Competitive Exams: Political Science Study Material Discretionary powers of the President

Discretionary powers of the President

The President of India almost always acts on the aid and advice of the Council of Ministers except under the following circumstances where he acts on his discretion:

  • In appointing the Prime Minister from among the contenders when no single party attains majority after elections to the Lok Sabha.

  • A Council of Ministers is voted out and after resigning advises the President to dissolve, the Lok Sabha and hold fresh elections (or resigns and advises so without being voted out). The President is expected to exercise his discretion in such circumstances as much of the Lok Sabha's life may still be intact and it is worthwhile to explore the possibility of forming an alternative Government.
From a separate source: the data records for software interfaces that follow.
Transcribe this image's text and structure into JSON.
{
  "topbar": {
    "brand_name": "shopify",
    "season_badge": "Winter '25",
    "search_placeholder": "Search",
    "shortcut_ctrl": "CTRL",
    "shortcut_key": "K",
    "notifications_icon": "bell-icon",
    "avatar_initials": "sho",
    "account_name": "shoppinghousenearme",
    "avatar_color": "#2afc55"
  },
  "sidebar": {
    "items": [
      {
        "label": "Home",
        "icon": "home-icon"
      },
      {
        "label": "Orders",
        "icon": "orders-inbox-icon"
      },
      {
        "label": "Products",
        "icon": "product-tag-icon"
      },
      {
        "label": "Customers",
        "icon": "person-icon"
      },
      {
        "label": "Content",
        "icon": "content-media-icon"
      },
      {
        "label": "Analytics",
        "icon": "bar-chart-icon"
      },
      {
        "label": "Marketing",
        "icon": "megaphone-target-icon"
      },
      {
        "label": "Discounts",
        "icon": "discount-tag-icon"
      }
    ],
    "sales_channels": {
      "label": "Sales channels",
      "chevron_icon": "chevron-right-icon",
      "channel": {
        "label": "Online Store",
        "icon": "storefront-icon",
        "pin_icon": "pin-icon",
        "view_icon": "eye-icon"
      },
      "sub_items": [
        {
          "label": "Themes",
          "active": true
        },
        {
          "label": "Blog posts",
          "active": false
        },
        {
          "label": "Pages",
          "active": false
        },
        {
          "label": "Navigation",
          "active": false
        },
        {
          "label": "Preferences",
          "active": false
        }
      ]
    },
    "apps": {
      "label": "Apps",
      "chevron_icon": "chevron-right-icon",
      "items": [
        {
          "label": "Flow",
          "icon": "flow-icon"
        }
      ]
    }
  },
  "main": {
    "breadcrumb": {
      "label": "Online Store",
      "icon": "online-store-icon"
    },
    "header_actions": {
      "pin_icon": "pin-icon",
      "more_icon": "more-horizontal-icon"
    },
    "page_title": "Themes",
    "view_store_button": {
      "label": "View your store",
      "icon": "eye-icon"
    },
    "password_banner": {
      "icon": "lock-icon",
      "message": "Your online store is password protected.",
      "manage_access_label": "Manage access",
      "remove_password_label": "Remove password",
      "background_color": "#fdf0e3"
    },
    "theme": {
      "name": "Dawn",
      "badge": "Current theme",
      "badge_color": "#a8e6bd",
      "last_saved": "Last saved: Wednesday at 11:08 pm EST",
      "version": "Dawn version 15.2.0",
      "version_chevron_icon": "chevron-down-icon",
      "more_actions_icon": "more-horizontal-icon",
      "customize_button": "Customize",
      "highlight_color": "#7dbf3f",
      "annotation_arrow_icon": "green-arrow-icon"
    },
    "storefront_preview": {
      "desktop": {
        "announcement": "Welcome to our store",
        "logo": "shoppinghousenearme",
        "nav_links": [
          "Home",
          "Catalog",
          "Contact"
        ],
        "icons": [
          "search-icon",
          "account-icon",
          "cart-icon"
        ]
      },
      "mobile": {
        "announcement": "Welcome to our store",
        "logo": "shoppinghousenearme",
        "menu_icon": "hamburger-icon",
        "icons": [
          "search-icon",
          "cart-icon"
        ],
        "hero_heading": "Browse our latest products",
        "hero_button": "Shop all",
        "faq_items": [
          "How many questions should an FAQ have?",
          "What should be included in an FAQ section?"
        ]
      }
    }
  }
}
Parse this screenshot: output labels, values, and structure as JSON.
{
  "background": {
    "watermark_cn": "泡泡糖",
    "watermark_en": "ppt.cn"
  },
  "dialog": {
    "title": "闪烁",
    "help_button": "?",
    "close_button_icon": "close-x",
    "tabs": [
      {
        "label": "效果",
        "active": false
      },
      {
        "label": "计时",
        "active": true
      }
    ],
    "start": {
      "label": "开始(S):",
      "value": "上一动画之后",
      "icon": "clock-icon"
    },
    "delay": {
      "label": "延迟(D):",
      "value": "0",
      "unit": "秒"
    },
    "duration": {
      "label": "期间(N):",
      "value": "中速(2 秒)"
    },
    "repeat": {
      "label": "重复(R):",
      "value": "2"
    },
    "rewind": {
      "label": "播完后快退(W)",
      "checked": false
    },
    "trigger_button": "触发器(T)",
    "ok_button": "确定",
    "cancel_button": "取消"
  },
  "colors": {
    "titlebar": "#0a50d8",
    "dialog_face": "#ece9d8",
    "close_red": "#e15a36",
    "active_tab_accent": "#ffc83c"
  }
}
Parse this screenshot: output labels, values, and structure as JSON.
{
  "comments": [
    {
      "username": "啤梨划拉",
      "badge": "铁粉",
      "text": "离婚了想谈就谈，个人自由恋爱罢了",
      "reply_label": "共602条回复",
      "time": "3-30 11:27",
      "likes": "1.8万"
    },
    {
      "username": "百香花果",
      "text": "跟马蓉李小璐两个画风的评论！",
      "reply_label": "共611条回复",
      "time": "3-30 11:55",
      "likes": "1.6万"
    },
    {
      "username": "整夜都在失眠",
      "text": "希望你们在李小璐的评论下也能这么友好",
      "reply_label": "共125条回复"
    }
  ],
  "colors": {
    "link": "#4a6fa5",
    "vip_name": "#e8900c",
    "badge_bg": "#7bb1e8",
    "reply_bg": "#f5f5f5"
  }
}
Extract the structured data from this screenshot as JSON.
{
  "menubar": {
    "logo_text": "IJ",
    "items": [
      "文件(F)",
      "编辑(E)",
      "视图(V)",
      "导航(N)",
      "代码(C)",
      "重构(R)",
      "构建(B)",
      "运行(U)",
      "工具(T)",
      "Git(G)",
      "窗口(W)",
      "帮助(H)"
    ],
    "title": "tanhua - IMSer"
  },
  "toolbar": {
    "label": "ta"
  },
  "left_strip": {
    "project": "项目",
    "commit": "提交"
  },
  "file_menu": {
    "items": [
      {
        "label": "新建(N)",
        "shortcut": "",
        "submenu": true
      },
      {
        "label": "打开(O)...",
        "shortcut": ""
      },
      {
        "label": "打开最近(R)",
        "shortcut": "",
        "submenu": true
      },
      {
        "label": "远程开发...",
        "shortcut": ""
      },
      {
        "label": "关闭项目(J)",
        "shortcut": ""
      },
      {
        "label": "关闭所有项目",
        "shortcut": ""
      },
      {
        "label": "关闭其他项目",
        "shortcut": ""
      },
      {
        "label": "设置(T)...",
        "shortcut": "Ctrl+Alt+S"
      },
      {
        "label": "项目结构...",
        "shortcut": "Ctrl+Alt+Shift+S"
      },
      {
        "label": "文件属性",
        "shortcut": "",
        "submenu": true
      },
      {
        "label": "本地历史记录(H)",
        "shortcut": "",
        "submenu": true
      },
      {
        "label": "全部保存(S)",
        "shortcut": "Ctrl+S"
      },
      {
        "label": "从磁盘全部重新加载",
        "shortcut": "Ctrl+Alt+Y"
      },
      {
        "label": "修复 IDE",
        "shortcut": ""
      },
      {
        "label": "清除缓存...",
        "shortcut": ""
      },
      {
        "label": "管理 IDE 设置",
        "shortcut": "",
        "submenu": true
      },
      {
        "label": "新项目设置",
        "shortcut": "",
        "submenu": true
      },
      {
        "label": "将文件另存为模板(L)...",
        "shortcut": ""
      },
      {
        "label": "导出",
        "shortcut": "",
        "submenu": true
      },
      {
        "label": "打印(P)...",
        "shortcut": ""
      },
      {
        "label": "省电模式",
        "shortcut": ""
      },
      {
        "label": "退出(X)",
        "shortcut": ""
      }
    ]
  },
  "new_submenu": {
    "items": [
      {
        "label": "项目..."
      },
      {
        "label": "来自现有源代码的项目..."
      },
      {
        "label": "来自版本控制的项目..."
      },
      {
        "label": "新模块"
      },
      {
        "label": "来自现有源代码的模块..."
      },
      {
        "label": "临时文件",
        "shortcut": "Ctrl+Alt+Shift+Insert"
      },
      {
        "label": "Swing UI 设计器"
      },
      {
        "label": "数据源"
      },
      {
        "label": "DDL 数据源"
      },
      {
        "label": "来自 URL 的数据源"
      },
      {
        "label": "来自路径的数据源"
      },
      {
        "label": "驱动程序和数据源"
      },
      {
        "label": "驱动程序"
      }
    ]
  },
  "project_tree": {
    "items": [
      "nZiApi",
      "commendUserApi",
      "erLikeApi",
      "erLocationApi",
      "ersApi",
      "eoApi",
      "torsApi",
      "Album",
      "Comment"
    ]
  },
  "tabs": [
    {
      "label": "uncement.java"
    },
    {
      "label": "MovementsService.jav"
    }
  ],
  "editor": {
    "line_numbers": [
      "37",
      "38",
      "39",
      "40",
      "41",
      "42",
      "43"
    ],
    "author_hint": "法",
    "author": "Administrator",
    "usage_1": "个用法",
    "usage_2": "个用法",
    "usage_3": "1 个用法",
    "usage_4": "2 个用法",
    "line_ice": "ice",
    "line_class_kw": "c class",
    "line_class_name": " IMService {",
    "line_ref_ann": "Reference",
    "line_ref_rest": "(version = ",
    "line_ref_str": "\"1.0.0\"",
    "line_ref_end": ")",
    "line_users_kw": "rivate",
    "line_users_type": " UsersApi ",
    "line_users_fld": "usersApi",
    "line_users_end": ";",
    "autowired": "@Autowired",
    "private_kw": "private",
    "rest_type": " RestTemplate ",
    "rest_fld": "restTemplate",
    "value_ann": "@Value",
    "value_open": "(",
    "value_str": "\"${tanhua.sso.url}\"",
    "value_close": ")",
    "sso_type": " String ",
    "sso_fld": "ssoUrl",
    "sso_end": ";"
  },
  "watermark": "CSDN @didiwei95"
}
  • While exercising a pocket veto.

  • Disqualifying members of the legislature when the Council's advice is not taken.

  • Can return the advice of the Council of Ministers once for its reconsideration.

  • Can return the Bill passed by the Parliament once for its reconsideration.

Bills that require prior recommendation of the President

There are certain Bills which can be introduced in the Parliament only on the recommendation of the President such as-

  • A Bill to alter the boundaries of the States or to change the names of the States (Article 3),

  • A Money Bill as detailed in Article 11.0.

  • A Financial Bill (category one) involving Article 110 but containing other provisions as well.

  • A Financial Bill (category two) which is an Ordinary Bill but seeking to draw from the Consolidated Fund of India can be taken up for ‘consideration’ that is ‘reading two’ in the process of passage of a Bill.

  • Legislation involving Article 31 A.

  • Any legislation involving items of taxation in which the States are interested or one that seeks to redefine agricultural income etc.